A review of significant facts in the present census of cities

W. O. Mendenhall
1914 National Municipal Review  
continental) in the decade 1900-1910 was about sixteen million (15,977,691), being an increase of 21 per cent, that for urban territory * was more than eleven million (11,013,738), or 34.8 par cent, and that for rural territory was less than five million (4,963,953), or 11.2 per cent. Thus it appears that 68.9 per cent of the increase in population was made in the cities. Furthermore, this is on the assumption that all urban territory in 1910 was urban in 1900. This avoids the shifting of

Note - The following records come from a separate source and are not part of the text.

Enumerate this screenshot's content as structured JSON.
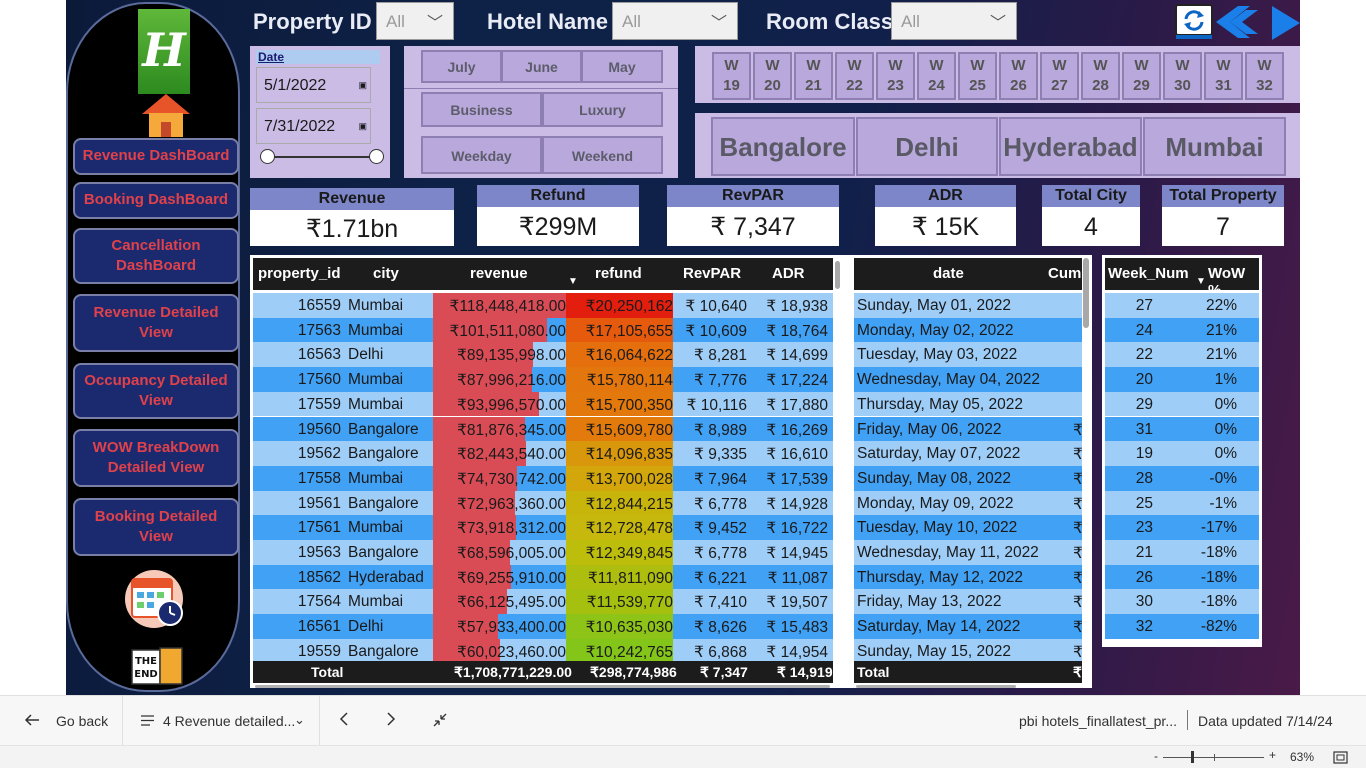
{
  "nav": {
    "items": [
      "Revenue DashBoard",
      "Booking DashBoard",
      "Cancellation DashBoard",
      "Revenue Detailed View",
      "Occupancy Detailed View",
      "WOW BreakDown Detailed View",
      "Booking Detailed View"
    ]
  },
  "slicers": {
    "property_label": "Property ID",
    "property_value": "All",
    "hotel_label": "Hotel Name",
    "hotel_value": "All",
    "room_label": "Room Class",
    "room_value": "All"
  },
  "date_slicer": {
    "label": "Date",
    "start": "5/1/2022",
    "end": "7/31/2022"
  },
  "months": [
    "July",
    "June",
    "May"
  ],
  "categories": [
    "Business",
    "Luxury",
    "Weekday",
    "Weekend"
  ],
  "weeks": [
    {
      "w": "W",
      "n": "19"
    },
    {
      "w": "W",
      "n": "20"
    },
    {
      "w": "W",
      "n": "21"
    },
    {
      "w": "W",
      "n": "22"
    },
    {
      "w": "W",
      "n": "23"
    },
    {
      "w": "W",
      "n": "24"
    },
    {
      "w": "W",
      "n": "25"
    },
    {
      "w": "W",
      "n": "26"
    },
    {
      "w": "W",
      "n": "27"
    },
    {
      "w": "W",
      "n": "28"
    },
    {
      "w": "W",
      "n": "29"
    },
    {
      "w": "W",
      "n": "30"
    },
    {
      "w": "W",
      "n": "31"
    },
    {
      "w": "W",
      "n": "32"
    }
  ],
  "cities": [
    "Bangalore",
    "Delhi",
    "Hyderabad",
    "Mumbai"
  ],
  "cards": [
    {
      "title": "Revenue",
      "value": "₹1.71bn"
    },
    {
      "title": "Refund",
      "value": "₹299M"
    },
    {
      "title": "RevPAR",
      "value": "₹ 7,347"
    },
    {
      "title": "ADR",
      "value": "₹ 15K"
    },
    {
      "title": "Total City",
      "value": "4"
    },
    {
      "title": "Total Property",
      "value": "7"
    }
  ],
  "main_table": {
    "headers": [
      "property_id",
      "city",
      "revenue",
      "refund",
      "RevPAR",
      "ADR"
    ],
    "rows": [
      {
        "property_id": "16559",
        "city": "Mumbai",
        "revenue": "₹118,448,418.00",
        "refund": "₹20,250,162",
        "revpar": "₹ 10,640",
        "adr": "₹ 18,938",
        "rev_pct": 1.0,
        "ref_color": "#e41e0e"
      },
      {
        "property_id": "17563",
        "city": "Mumbai",
        "revenue": "₹101,511,080.00",
        "refund": "₹17,105,655",
        "revpar": "₹ 10,609",
        "adr": "₹ 18,764",
        "rev_pct": 0.857,
        "ref_color": "#e55a0d"
      },
      {
        "property_id": "16563",
        "city": "Delhi",
        "revenue": "₹89,135,998.00",
        "refund": "₹16,064,622",
        "revpar": "₹ 8,281",
        "adr": "₹ 14,699",
        "rev_pct": 0.753,
        "ref_color": "#e46f0c"
      },
      {
        "property_id": "17560",
        "city": "Mumbai",
        "revenue": "₹87,996,216.00",
        "refund": "₹15,780,114",
        "revpar": "₹ 7,776",
        "adr": "₹ 17,224",
        "rev_pct": 0.743,
        "ref_color": "#e3760c"
      },
      {
        "property_id": "17559",
        "city": "Mumbai",
        "revenue": "₹93,996,570.00",
        "refund": "₹15,700,350",
        "revpar": "₹ 10,116",
        "adr": "₹ 17,880",
        "rev_pct": 0.794,
        "ref_color": "#e3780c"
      },
      {
        "property_id": "19560",
        "city": "Bangalore",
        "revenue": "₹81,876,345.00",
        "refund": "₹15,609,780",
        "revpar": "₹ 8,989",
        "adr": "₹ 16,269",
        "rev_pct": 0.691,
        "ref_color": "#e37a0c"
      },
      {
        "property_id": "19562",
        "city": "Bangalore",
        "revenue": "₹82,443,540.00",
        "refund": "₹14,096,835",
        "revpar": "₹ 9,335",
        "adr": "₹ 16,610",
        "rev_pct": 0.696,
        "ref_color": "#d9980c"
      },
      {
        "property_id": "17558",
        "city": "Mumbai",
        "revenue": "₹74,730,742.00",
        "refund": "₹13,700,028",
        "revpar": "₹ 7,964",
        "adr": "₹ 17,539",
        "rev_pct": 0.631,
        "ref_color": "#d3a70c"
      },
      {
        "property_id": "19561",
        "city": "Bangalore",
        "revenue": "₹72,963,360.00",
        "refund": "₹12,844,215",
        "revpar": "₹ 6,778",
        "adr": "₹ 14,928",
        "rev_pct": 0.616,
        "ref_color": "#c8b50c"
      },
      {
        "property_id": "17561",
        "city": "Mumbai",
        "revenue": "₹73,918,312.00",
        "refund": "₹12,728,478",
        "revpar": "₹ 9,452",
        "adr": "₹ 16,722",
        "rev_pct": 0.624,
        "ref_color": "#c6b80c"
      },
      {
        "property_id": "19563",
        "city": "Bangalore",
        "revenue": "₹68,596,005.00",
        "refund": "₹12,349,845",
        "revpar": "₹ 6,778",
        "adr": "₹ 14,945",
        "rev_pct": 0.579,
        "ref_color": "#bdbd0c"
      },
      {
        "property_id": "18562",
        "city": "Hyderabad",
        "revenue": "₹69,255,910.00",
        "refund": "₹11,811,090",
        "revpar": "₹ 6,221",
        "adr": "₹ 11,087",
        "rev_pct": 0.585,
        "ref_color": "#aebe0f"
      },
      {
        "property_id": "17564",
        "city": "Mumbai",
        "revenue": "₹66,125,495.00",
        "refund": "₹11,539,770",
        "revpar": "₹ 7,410",
        "adr": "₹ 19,507",
        "rev_pct": 0.558,
        "ref_color": "#a6c010"
      },
      {
        "property_id": "16561",
        "city": "Delhi",
        "revenue": "₹57,933,400.00",
        "refund": "₹10,635,030",
        "revpar": "₹ 8,626",
        "adr": "₹ 15,483",
        "rev_pct": 0.489,
        "ref_color": "#8ec417"
      },
      {
        "property_id": "19559",
        "city": "Bangalore",
        "revenue": "₹60,023,460.00",
        "refund": "₹10,242,765",
        "revpar": "₹ 6,868",
        "adr": "₹ 14,954",
        "rev_pct": 0.507,
        "ref_color": "#84c51a"
      }
    ],
    "total": {
      "label": "Total",
      "revenue": "₹1,708,771,229.00",
      "refund": "₹298,774,986",
      "revpar": "₹ 7,347",
      "adr": "₹ 14,919"
    }
  },
  "date_table": {
    "headers": [
      "date",
      "Cum"
    ],
    "rows": [
      "Sunday, May 01, 2022",
      "Monday, May 02, 2022",
      "Tuesday, May 03, 2022",
      "Wednesday, May 04, 2022",
      "Thursday, May 05, 2022",
      "Friday, May 06, 2022",
      "Saturday, May 07, 2022",
      "Sunday, May 08, 2022",
      "Monday, May 09, 2022",
      "Tuesday, May 10, 2022",
      "Wednesday, May 11, 2022",
      "Thursday, May 12, 2022",
      "Friday, May 13, 2022",
      "Saturday, May 14, 2022",
      "Sunday, May 15, 2022"
    ],
    "cum": [
      "",
      "",
      "",
      "",
      "",
      "₹",
      "₹",
      "₹",
      "₹",
      "₹",
      "₹",
      "₹",
      "₹",
      "₹",
      "₹"
    ],
    "total": "Total",
    "total_cum": "₹"
  },
  "wow_table": {
    "headers": [
      "Week_Num",
      "WoW %"
    ],
    "rows": [
      {
        "week": "27",
        "pct": "22%"
      },
      {
        "week": "24",
        "pct": "21%"
      },
      {
        "week": "22",
        "pct": "21%"
      },
      {
        "week": "20",
        "pct": "1%"
      },
      {
        "week": "29",
        "pct": "0%"
      },
      {
        "week": "31",
        "pct": "0%"
      },
      {
        "week": "19",
        "pct": "0%"
      },
      {
        "week": "28",
        "pct": "-0%"
      },
      {
        "week": "25",
        "pct": "-1%"
      },
      {
        "week": "23",
        "pct": "-17%"
      },
      {
        "week": "21",
        "pct": "-18%"
      },
      {
        "week": "26",
        "pct": "-18%"
      },
      {
        "week": "30",
        "pct": "-18%"
      },
      {
        "week": "32",
        "pct": "-82%"
      }
    ]
  },
  "bottombar": {
    "go_back": "Go back",
    "page_selector": "4 Revenue detailed...",
    "file_name": "pbi hotels_finallatest_pr...",
    "data_updated": "Data updated 7/14/24",
    "zoom": "63%"
  },
  "colors": {
    "row_light": "#9ecdf8",
    "row_dark": "#41a1f5",
    "revenue_bar": "#d94c56",
    "nav_text": "#e0414a",
    "slicer_panel": "#cbbce6"
  }
}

more » ... e shifting of cities from rural t o urban territory between the years of comparison. This urban population in 1910 was 46.3 per cent of the total, while 8.8 per cent more resided in incorporated places of less than 2,500 inhabitants. More than one fifth of the total population resided in cities of more than 100,000 inhabitants and about one tenth (9.2 per cent) in the three cities of more than one million. If we consider the metropolitan districts, including in each cas?, beside the central city, those, suburbs which belong industrially t o the city and in which the city's life is dominant, we find 14.6 per cent of the total population in metropolitan districts of more than one million inhabitants. The question arises at once, what are the sources contributing t o this increase in the population of the cities? The nature of the population as it existed in 1910, classified according to color and nativity, appears in Table I .3 This shows the difference in composition between the urban and rural population.
doi:10.1002/ncr.4110030406 fatcat:b5wq6wx3kffq5puxgesbbhligq